Had Rocky Balboa chosen to remain a thug thumb-breaker instead of stepping back into the ring, he may have made Glass Chin. If he were lucky.

Surprisingly deft with dialogue and agile with anti-heroes, Glass Chin may be the best boxing film since 2010’s The Fighter — and the only in, well, ever, to tackle the exhausted genre without showing a single on-screen punch.

You’d think that would make the drama from writer-director Noah Buschel a fight fixed for boredom. But with surprising restraint, Chin manages a tense story and a knockout ending, if the film can be a bit too precious.

Corey Stall (House of Cards, The Strain), plays Bud, a down-on-his luck boxer known for being more intellectual than instinctive — and keeping the wrong company. When his restaurant fails, he returns to his haunted past as hired muscle for local mobsters. When Bud finds himself framed for murder, he must decide whether to bow to pressure to fix Kid Sunshine’s first big fight.

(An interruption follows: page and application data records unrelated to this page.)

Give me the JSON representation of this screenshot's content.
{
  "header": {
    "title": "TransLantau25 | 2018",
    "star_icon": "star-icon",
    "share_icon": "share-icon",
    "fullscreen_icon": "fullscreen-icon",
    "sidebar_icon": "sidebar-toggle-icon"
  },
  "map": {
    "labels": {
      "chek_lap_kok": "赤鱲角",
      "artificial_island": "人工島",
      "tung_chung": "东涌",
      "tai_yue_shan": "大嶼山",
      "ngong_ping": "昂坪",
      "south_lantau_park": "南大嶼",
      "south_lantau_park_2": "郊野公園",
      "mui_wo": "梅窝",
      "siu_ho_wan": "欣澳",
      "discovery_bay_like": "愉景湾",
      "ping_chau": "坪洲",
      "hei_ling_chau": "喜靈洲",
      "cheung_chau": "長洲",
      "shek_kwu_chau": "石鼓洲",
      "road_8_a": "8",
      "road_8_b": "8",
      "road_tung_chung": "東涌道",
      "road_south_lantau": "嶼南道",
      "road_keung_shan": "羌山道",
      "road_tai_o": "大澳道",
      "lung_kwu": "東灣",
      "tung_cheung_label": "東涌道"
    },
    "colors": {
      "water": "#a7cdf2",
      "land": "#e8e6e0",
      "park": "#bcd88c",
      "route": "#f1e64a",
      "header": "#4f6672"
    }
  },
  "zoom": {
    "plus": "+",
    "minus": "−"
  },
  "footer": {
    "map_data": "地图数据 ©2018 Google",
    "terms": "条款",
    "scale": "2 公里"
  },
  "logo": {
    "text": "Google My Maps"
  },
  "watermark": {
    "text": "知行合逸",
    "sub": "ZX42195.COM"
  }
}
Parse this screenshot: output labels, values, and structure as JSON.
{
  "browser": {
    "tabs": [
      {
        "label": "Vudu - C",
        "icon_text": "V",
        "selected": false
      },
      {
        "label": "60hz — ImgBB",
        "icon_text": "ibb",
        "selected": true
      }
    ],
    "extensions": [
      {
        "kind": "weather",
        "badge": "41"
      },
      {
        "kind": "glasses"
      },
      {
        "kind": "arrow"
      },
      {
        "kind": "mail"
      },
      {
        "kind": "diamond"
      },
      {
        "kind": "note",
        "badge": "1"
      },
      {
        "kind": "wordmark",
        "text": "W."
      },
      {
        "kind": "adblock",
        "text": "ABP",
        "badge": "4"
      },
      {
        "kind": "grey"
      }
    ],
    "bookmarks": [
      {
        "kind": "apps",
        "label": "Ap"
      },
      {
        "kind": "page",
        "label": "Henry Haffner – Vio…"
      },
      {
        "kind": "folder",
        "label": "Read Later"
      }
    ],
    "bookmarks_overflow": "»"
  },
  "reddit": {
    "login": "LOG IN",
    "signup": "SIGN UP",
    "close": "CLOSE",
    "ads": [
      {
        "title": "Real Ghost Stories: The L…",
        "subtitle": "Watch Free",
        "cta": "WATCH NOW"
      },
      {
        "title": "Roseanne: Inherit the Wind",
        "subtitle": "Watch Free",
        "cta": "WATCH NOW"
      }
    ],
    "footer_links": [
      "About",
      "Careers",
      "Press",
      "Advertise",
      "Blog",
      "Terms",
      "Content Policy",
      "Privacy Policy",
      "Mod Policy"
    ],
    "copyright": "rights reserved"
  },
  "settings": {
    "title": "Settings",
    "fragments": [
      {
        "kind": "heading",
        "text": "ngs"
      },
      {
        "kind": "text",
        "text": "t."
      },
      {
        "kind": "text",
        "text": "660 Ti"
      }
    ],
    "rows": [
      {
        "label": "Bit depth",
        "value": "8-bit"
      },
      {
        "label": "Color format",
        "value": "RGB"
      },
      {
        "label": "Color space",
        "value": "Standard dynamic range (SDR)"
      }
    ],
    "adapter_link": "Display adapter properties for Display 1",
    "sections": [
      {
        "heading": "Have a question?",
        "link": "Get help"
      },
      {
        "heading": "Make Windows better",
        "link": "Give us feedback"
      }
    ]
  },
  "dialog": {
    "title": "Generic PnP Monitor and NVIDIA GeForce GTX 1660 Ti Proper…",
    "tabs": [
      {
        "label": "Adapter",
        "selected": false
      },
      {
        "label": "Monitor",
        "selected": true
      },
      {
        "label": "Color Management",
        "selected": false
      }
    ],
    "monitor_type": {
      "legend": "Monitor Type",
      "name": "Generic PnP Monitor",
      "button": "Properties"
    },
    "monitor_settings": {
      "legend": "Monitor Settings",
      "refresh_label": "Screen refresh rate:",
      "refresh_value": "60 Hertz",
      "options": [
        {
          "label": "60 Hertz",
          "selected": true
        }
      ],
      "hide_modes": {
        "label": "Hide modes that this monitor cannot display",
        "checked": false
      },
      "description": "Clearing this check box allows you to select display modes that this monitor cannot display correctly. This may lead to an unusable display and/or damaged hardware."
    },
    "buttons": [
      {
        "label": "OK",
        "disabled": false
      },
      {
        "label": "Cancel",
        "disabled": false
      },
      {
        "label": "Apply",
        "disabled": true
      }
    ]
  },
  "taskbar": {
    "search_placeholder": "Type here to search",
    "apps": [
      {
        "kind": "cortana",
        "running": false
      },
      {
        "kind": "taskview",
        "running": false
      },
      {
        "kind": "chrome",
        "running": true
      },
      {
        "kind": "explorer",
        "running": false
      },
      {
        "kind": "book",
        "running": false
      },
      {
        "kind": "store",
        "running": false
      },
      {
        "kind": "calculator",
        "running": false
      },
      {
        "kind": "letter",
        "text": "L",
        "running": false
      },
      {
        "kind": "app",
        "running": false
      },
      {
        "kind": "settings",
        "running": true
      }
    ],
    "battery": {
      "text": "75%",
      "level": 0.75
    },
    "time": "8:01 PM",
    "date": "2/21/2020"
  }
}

Even the plot is another red flag to beware Chin; few boxing plots have been simpler — and hokier.

But Buschel makes two canny decisions to slip from being cornered. One was casting Stall as his lead. Balding, haggard and full of flaws, Stall has the look of a former fighter, from his firm-but-softening physique to his training sessions to the up and comer Sunshine (Malscolm Xavier, a promising kid with his aim on the belt). Chin‘s portrayal of Bud as a trainer is spot-on, as most shots show Bud nagging his protegee on balance and footwork. It’s not the stuff of action, but it’s exactly the subtlety that makes Chin the surprise of summer.

The real find of Glass Chin, however, is Billy Crudup, who plays local mobster JJ Cook. Crudup can normally be found in easygoing or ponderous roles, like his stoned rock star in Almost Famous and the godlike superhero in Watchmen.

Here, though, Crudup pulls off something of a screen miracle, playing the villain with a menacing intelligence we haven’t seen since Kevin Spacey played the head-chopper inSe7en. As Spacey did in that film and The Usual Suspects, Crudup exudes threat despite his smaller frame. With his bent posture and near-hiss voice, Crudup resembles a cobra that looks like it’s dancing but is really sizing up your neck.

Glass Chin is a bit too fond of itself. Characters are prone to lengthy monologues that are too eloquent for the boxing underworld and particularly its residents. And goon Roberto (Yui Vazquez) is mesmerizing to watch, but he came straight from a 70’s Scorcese film, clearly an influence on Buschel.

But when your training is Scorsese, you’ve got a shot in the cinematic ring. Which is the underlying message of any good boxing film: When you fight the good fight, you’ve got a puncher’s chance.